Joshua Roman's tone is sweetly precise.
Always on the lookout for novelties, conductor Andrew Sewell turned up a fresh treat with the Concerto Grosso by Vittorio Giannini (1903-1966), an American composer and educator of Italian background. This is a work typical of the neoclassical and back-to-baroque ventures of the mid-20th century, in that it revisits the 18th-century form in which a small ensemble (concertino) opposes a larger one (riplieno). In this case, the work is in three movements -- bustling outer ones and a very probing slow movement -- and is scored for strings. Its concertino consists of a string quartet that the principals of the violin, viola and cello sections play while seated in the orchestra. The music is skillful, interesting and quite pleasurable. It deserves more frequent hearing, and it proved a particularly welcome discovery.
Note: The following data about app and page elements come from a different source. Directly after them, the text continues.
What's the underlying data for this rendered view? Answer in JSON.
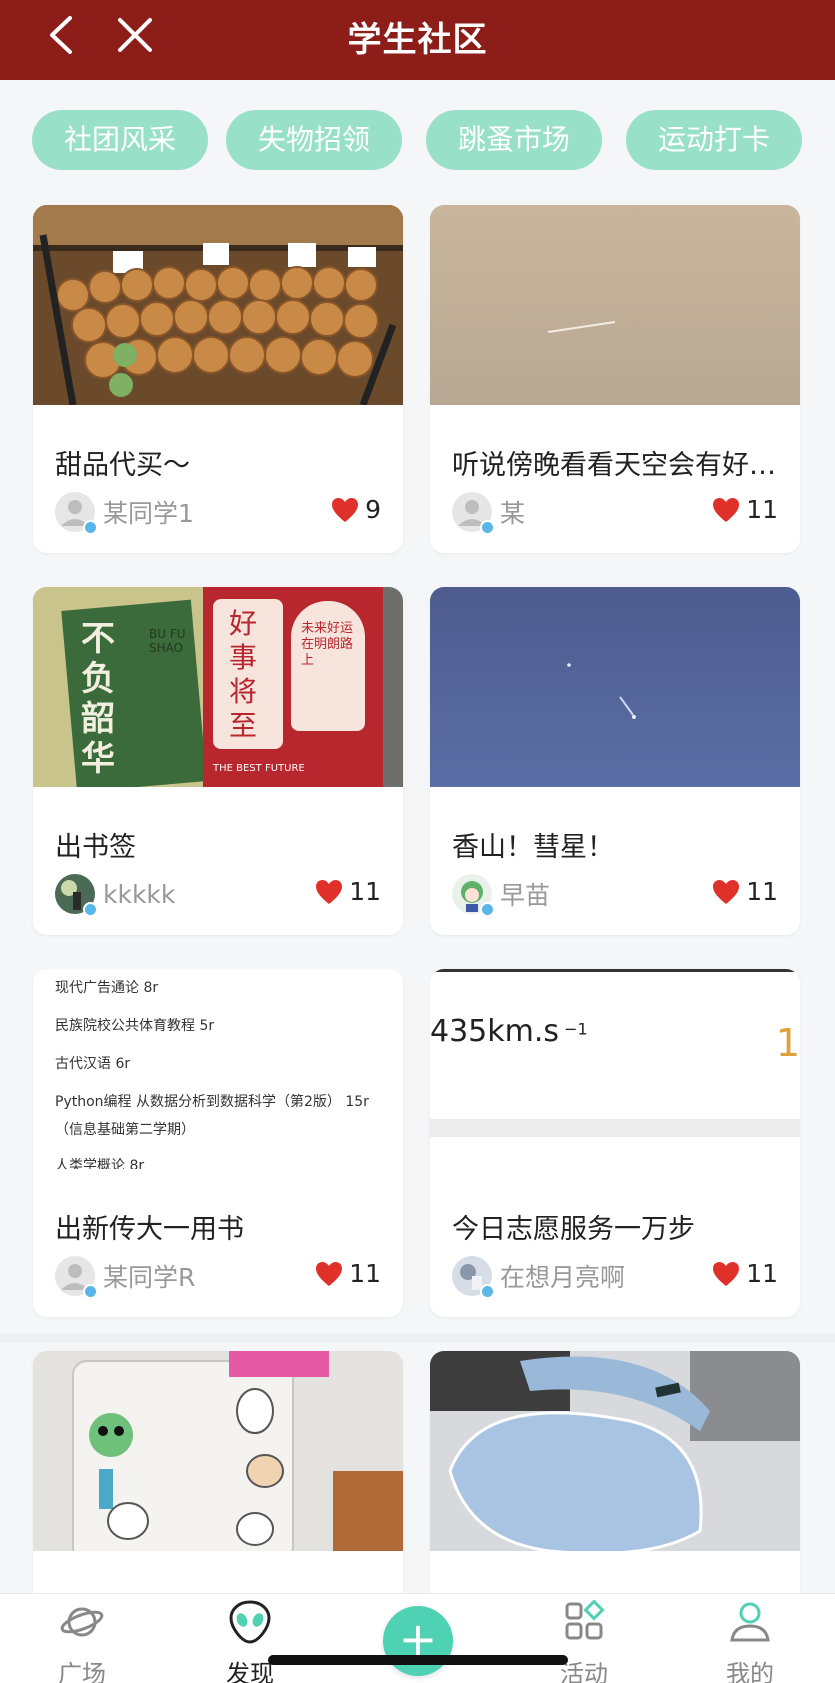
{
  "header": {
    "title": "学生社区"
  },
  "chips": [
    "社团风采",
    "失物招领",
    "跳蚤市场",
    "运动打卡"
  ],
  "posts": [
    {
      "title": "甜品代买～",
      "author": "某同学1",
      "likes": "9"
    },
    {
      "title": "听说傍晚看看天空会有好…",
      "author": "某",
      "likes": "11"
    },
    {
      "title": "出书签",
      "author": "kkkkk",
      "likes": "11"
    },
    {
      "title": "香山！彗星！",
      "author": "早苗",
      "likes": "11"
    },
    {
      "title": "出新传大一用书",
      "author": "某同学R",
      "likes": "11"
    },
    {
      "title": "今日志愿服务一万步",
      "author": "在想月亮啊",
      "likes": "11"
    },
    {
      "title": "",
      "author": "",
      "likes": ""
    },
    {
      "title": "",
      "author": "",
      "likes": ""
    }
  ],
  "bookmark": {
    "left_big": "不负韶华",
    "left_small": "BU FU SHAO",
    "right_big": "好事将至",
    "right_small": "未来好运在明朗路上",
    "right_en": "THE BEST FUTURE"
  },
  "booklist": [
    "现代广告通论 8r",
    "民族院校公共体育教程 5r",
    "古代汉语 6r",
    "Python编程 从数据分析到数据科学（第2版） 15r",
    "（信息基础第二学期）",
    "人类学概论 8r"
  ],
  "step_image": {
    "speed": "435km.s",
    "exp": "−1",
    "num": "1"
  },
  "nav": {
    "items": [
      "广场",
      "发现",
      "活动",
      "我的"
    ],
    "active": "发现",
    "plus": "+"
  },
  "colors": {
    "header": "#8c1d18",
    "chip": "#99e0c8",
    "accent": "#4fd1b3",
    "heart": "#e0302a"
  }
}
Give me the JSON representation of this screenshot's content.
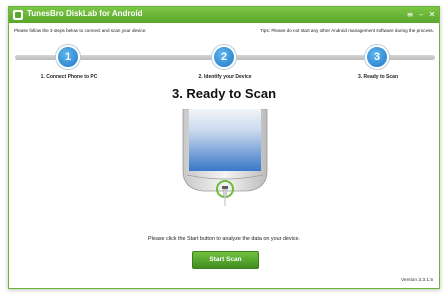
{
  "window": {
    "title": "TunesBro DiskLab for Android",
    "controls": {
      "menu": "≡",
      "minimize": "–",
      "close": "✕"
    },
    "accent_color": "#6bb43a"
  },
  "header": {
    "left_instruction": "Please follow the 3 steps below to connect and scan your device.",
    "right_tip": "Tips: Please do not start any other Android management software during the process."
  },
  "steps": [
    {
      "number": "1",
      "label": "1. Connect Phone to PC"
    },
    {
      "number": "2",
      "label": "2. Identify your Device"
    },
    {
      "number": "3",
      "label": "3. Ready to Scan"
    }
  ],
  "main": {
    "title": "3. Ready to Scan",
    "instruction": "Please click the Start button to analyze the data on your device.",
    "start_button": "Start Scan"
  },
  "footer": {
    "version": "Version 3.3.1.5"
  },
  "icons": {
    "app_logo": "app-logo-icon",
    "phone": "phone-illustration",
    "usb": "usb-cable-icon"
  },
  "colors": {
    "title_bar": "#5aa52c",
    "step_circle": "#2a8ad6",
    "start_button": "#4f9f2a"
  }
}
The guest soloist, cellist Joshua Roman, is no stranger to Madison. He appeared previously with the UW Symphony at Mills Hall, where he made a very strong impression in Dvorák's Cello Concerto. His vehicle this time was Haydn's D-major Concerto. This one-time warhorse was long thought of as the Haydn Cello Concerto, until the discovery of the composer's earlier (and much more lively) C-major Concerto.
Roman made it go down easily. He is a very artful musician, tasteful and honest. He has a total command of his instrument, and a tone of notably sweet precision, mellow even in showy passages. He used a movement of a Bach cello suite as a deft encore. Still young, Roman is a versatile artist who should be doing important things for some time.
The final work was the last of Mozart's symphonies, the majestic No. 41 in C, K. 551, known as the "Jupiter." This music is just what Sewell handles so well, music in which the classical style can be heard bridging between Mozart's world the coming world of Beethoven. Sewell knows just how to pace and shape the score, and he honored its scope by retaining the often-cut repeats in the first and last movements. The orchestra, notably the winds, responded with confidence and full-throated sonority in a performance fully worthy of the music.
Noticeable this time, too, was the spatial opposition of first and second violins, who sat on different sides of the stage. While effective in the Giannini score, this arrangement paid off mightily in the Mozart, revealing constantly how the second violins have very distinct and important roles of their own.
Let's face it, Madison, we have a really classy orchestra and conductor in Sewell's WCO.